UN welcomes intervention in East Timor
- Friday 26 May 2006

The United Nations Security Council President for May, Ambassador Basile Ikouébé of the Republic of Congo, said the 15-member body expressed its “full understanding” for the East Timorese Government’s request for Portuguese, Australian, New Zealand and Malaysian security forces to help restore order and appreciated those countries’ initial favourable responses.

UN Secretary-General Kofi Annan has sent Ian Martin, head of the UN Human Rights Mission in Nepal, to Timor-Leste to assess the situation as soldiers opened fire on unarmed police on May 25. Unconfirmed reports put the death toll at nine with UN peacekeeping personnel among the wounded. Mr. Martin was Mr. Annan’s Special Representative in East Timor in 1999.

The task of the 1,800 Australian troops arriving in East Timor would be to stabilise the situation, according to the Minister for Foreign Affairs, Alexander Downer. He says they will carry out patrols and make sure that law and order is appropriately restored and that the law enforcement authorities in East Timor are able to get on with their jobs.

“In addition, they’d provide an environment in which the East Timor Government can begin negotiations with the – as they call them – rebel former soldiers, and try to work through some accommodation with them in order to bring a more sustained stability to the country,” he said.

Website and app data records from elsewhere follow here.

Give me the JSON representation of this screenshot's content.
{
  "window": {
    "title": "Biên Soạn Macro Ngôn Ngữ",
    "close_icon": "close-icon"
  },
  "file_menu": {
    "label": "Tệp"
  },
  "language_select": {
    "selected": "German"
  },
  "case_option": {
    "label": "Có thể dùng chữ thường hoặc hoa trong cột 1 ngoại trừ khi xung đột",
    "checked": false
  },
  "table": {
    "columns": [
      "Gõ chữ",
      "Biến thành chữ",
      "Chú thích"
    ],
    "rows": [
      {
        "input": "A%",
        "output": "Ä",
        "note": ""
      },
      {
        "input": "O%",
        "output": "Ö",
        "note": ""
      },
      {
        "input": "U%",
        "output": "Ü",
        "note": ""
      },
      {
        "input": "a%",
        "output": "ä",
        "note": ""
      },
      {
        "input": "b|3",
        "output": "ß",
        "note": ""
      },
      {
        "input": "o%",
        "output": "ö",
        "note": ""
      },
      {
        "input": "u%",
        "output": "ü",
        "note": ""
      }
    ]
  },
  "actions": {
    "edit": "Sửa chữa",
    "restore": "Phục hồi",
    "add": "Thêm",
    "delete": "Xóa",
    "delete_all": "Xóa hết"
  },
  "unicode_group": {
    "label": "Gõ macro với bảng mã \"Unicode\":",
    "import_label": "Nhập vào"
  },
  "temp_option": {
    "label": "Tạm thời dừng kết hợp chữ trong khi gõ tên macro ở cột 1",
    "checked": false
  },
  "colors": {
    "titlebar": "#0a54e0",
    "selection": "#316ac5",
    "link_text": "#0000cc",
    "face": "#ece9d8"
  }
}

Mr Downer, describing the situation for Australian troops to an interviewer on May 25, said, “It is quite dangerous. I wouldn't want to underestimate that. It is quite dangerous. There were 1,400 people in their defence force, and they [the East Timorese Government] sacked 595 of them, and there is a small number of police and perhaps some military personnel who have gone over to support those people. So you probably have somewhere around 650-700 personnel who could be categorised as falling into the camp of the rebels. So it's a lot of people. Some of them have weapons - not all of them - but it is a dangerous environment.”

According to Mr Downer the personnel went on strike because of a dispute over pay and promotion and other issues. When this dispute was not resolved the soldiers and some police were then sacked as a result of going on strike for insubordination. He described the situation as much more of an insurrection and more of a breakdown of law and order “than an environment which you could describe as a civil war.”

He said that the role of Australia’s new Ambassador to the United Nations, Robert Hill, would be to liaise with the United Nations, “to make sure that the Secretary General and the members of the Security Council, particularly the five permanent members of the Security Council, know what we're doing, understand what we're doing, and support what we're doing. So he has quite a big diplomatic job to do there.”

For more information, call the office of the Minister for Foreign Affairs (02) 6277 7500

Departmental 02 6261 1555 www.dfat.gov.au